Even those who happen to be in one of those awfully insipid romantic relationship things are no doubt stuck within that inch or so beneath their skulls, which they cannot truly share with anyone else, try as they might. They probably sit there, wondering what happened. Why are they so dull? Why are they so lonely? I think I can safely say, without any doubt, that anyone in a relationship lies awake at night, looking at their sleeping partner, their chests rising and falling rhythmically and think ‘Why, why must it be like this?’ And when they wake in the morning their first thoughts will no doubt be ‘oh god! It’s happening again, why didn’t I just die in my sleep?’
I’m sure the above is true. If anyone argues with me, they’re obviously some sort of drugged up hippy.
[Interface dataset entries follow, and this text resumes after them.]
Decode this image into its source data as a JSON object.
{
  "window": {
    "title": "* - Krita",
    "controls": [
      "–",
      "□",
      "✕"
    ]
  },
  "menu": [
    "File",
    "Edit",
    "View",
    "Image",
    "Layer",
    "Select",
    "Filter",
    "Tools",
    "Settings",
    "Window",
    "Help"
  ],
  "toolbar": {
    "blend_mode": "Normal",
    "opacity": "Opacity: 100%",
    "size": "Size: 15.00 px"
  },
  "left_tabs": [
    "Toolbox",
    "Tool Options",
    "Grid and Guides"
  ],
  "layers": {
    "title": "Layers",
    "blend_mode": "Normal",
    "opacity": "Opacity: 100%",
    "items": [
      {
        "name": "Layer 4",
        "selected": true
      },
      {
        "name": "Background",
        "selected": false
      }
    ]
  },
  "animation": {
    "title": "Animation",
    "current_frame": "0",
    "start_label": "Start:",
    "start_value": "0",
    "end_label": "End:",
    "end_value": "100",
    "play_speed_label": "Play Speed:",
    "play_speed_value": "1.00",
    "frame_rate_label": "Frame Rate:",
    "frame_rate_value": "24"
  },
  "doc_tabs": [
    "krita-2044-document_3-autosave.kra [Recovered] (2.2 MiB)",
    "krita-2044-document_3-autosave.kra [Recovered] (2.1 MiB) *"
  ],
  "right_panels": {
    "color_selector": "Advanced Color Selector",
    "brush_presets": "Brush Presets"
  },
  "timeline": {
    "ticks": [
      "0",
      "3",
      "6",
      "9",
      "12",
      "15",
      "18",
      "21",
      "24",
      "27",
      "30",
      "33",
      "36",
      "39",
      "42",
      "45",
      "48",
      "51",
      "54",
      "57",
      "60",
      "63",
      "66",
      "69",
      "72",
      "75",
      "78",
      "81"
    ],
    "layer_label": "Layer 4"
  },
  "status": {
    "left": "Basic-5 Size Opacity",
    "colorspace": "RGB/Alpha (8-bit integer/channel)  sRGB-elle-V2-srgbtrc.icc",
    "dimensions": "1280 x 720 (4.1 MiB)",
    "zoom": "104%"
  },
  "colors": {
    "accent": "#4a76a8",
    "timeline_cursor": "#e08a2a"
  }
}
These are the thoughts that we have. This is adult life. It is completely incompatible with a social life. We have jobs and things, we have to get do the things to get paid, those really important things that if we didn’t spend 8 hours a day doing, the world would fall apart and we’d all fly into the sun (which wouldn’t bode well for me as I’m very fair skinned). By the time rent and bills have been paid and all that food that the government tells us we need to eat has been bought, we have no money to do anything on the weekend, other than sit on our lonesome wondering why we are so lazy.
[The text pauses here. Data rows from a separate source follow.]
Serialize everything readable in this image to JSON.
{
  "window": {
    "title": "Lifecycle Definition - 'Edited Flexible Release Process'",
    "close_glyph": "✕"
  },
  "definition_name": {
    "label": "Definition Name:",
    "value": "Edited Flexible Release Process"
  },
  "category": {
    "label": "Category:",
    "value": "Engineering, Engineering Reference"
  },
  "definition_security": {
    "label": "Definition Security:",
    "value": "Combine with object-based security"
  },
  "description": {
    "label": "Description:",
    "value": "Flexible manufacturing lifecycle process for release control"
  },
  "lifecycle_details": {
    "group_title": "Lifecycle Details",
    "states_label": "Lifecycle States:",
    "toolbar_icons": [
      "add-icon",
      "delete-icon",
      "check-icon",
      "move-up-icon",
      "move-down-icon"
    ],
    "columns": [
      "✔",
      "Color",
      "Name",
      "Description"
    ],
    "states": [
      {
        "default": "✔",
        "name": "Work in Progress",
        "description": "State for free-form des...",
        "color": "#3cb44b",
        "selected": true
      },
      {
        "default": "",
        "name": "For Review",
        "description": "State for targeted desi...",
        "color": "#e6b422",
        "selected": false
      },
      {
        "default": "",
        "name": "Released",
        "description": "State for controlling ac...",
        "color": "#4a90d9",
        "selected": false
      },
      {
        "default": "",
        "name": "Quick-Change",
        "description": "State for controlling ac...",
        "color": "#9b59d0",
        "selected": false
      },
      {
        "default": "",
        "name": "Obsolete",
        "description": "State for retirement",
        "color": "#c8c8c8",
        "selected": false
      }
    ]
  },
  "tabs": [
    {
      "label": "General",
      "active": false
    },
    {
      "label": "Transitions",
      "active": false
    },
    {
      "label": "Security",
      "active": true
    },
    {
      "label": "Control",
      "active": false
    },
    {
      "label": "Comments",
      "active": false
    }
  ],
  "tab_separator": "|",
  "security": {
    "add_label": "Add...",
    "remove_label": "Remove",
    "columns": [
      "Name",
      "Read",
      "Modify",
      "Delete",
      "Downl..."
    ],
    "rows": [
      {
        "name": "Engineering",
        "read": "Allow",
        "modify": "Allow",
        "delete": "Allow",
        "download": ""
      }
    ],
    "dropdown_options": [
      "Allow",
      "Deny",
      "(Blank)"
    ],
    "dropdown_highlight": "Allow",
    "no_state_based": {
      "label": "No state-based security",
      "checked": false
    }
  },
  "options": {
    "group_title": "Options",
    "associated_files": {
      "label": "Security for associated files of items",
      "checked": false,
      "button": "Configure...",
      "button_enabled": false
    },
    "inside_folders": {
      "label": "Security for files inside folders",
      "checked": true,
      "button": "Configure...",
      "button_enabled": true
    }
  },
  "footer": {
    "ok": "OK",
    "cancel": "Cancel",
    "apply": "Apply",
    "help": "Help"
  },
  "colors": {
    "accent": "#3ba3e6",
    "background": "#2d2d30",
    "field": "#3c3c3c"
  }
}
I don’t quite know what my point is supposed to be here. I’ve had a bottle of wine. The issue is, we often live by the phrases, ‘you only live once’ and ‘life’s too short,’ two phrases that when combined put an awful lot of pressure on the individual to cram as much excitement into one day as possible. Problem is, excitement can be exhausting, difficult to work 40 hours a week and have fun and maintain friendships. Yet, we convince ourselves that everyone is living the high life, that everyone other than us is out every night rubbing shoulders with the cultural elite, or snorting exciting substances off the backs of beautiful courtesans. We feel, that if we don’t do something with our lives, that we’ll miss out, that we’ll fail life. Truth is, most of us don’t really know what we want to be doing. When pressed, we’ll probably panic and say sky-diving, but that will no doubt lose its appeal after a while.
I think the crux of my slightly disjointed, ill thought out rambling is that, on the rare occasion you do leave your house. On the odd night where you venture forth into the brightly lit outside world with other human beings, appreciate it. Enjoy it, really try your hardest to enjoy it. Immerse yourself in every moment, no matter how mundane. Really concentrate on the conversations you have, take in every detail and treasure it. Because you never know when Barry could meet his demise. Don’t do what we tend to do. Don’t spend the night desperately seeking out intercourse, because you’ll most likely go home alone and disappointed, or with someone, which just prolongs the moment you feel disappointed. We’re too obsessed with sex these days, we think sex gives us purpose. If we’re having sex we’re doing life right. It speaks of a certain level of shared insecurity, but that’s a ramble for another evening. Enjoy your rare moments of ‘unloneliness’ and remember, that when you are at home, feeling sorry for yourself and decrying your loneliness, remember that everyone else is just as lonely, so it’s probably alright.